Thrombocytopenia impairs host defense and hemostasis in sepsis. However, the mechanisms of how platelets regulate host defense are not fully understood. High-mobility group box 1 (HMGB1), a danger-associated molecular pattern protein, is released during infection and contributes to the pathogenesis of sepsis. Platelets express HMGB1, which is released on activation and has been shown to play a critical role in thrombosis, monocyte recruitment, and neutrophil extracellular trap (NET) production. However, the contribution of platelet HMGB1 to host defense is unknown. To determine the role of platelet HMGB1 in polymicrobial sepsis, platelet-specific HMGB1 knockout (HMGB1 platelet factor 4 [PF4]) mice were generated and were subjected to cecal ligation and puncture (CLP), a clinically relevant intra-abdominal sepsis model.
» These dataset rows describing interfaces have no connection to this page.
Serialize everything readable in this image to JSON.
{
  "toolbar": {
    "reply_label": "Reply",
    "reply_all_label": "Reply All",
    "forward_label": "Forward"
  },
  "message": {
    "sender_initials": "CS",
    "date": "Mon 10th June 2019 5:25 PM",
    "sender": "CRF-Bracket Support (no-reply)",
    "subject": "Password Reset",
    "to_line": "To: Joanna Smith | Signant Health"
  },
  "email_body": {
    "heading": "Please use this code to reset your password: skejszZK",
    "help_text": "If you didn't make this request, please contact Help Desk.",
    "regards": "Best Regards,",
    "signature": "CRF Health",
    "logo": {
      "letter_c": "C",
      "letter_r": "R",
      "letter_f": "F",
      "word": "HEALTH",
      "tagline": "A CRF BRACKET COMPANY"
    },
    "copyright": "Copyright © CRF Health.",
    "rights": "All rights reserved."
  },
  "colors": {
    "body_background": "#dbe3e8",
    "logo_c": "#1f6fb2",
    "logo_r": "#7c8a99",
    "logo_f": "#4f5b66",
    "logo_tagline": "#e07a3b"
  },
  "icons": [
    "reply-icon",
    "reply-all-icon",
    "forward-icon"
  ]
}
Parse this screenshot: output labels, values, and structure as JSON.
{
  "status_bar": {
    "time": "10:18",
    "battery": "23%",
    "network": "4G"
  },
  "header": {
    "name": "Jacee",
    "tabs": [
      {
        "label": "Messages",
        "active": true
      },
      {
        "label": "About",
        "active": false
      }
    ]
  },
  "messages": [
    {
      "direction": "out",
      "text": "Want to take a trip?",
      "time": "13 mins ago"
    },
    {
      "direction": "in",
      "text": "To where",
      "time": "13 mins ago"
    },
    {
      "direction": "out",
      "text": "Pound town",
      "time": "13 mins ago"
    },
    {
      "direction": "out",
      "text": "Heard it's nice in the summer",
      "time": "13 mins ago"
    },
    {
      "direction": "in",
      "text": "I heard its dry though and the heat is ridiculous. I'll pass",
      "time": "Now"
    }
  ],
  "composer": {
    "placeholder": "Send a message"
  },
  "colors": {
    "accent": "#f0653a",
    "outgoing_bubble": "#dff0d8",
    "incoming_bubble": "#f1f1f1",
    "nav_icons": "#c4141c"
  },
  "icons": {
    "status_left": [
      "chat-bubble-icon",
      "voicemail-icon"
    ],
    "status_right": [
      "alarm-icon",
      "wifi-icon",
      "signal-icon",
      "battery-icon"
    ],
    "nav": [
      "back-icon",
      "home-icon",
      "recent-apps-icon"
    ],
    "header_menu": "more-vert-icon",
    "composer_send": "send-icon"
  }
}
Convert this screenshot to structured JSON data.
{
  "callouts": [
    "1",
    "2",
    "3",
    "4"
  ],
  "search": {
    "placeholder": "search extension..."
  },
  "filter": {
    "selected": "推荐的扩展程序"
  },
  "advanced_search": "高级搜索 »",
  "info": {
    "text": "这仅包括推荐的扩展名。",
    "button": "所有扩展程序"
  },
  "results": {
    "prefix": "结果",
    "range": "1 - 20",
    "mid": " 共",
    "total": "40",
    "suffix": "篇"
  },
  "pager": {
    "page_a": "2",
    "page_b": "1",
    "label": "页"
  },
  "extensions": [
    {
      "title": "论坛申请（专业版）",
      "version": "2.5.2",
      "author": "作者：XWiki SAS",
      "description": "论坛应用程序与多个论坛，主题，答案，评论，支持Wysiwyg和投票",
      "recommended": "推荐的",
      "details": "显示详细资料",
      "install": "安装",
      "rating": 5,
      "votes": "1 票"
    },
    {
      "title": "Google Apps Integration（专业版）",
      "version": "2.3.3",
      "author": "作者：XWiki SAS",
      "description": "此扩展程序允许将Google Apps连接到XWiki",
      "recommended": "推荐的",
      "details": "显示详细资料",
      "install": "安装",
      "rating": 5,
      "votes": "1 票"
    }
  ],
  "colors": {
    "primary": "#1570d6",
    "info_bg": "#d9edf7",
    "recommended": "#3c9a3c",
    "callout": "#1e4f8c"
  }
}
Compared with HMGB1 Flox mice and wild-type (WT) mice, HMGB1 PF4 mice showed significantly higher bacterial loads in the peritoneum and blood, an exaggerated systemic inflammation response, and significantly greater mortality after CLP. Deletion of HMGB1 in platelets was associated with lower platelet-derived chemokines (PF4 and RANTES) in the peritoneal cavity, and a decrease of platelet-neutrophil interaction in the lung after CLP. In vitro, neutrophils cocultured with activated HMGB1 knockout platelets showed fewer platelet-neutrophil aggregates, reduced reactive oxygen species (ROS) burst as compared with control. Taken together, these data reveal an unrecognized role of platelet HMGB1 in the regulation of neutrophil recruitment and activation via modulation of platelet activation during sepsis.
© 2018 by The American Society of Hematology.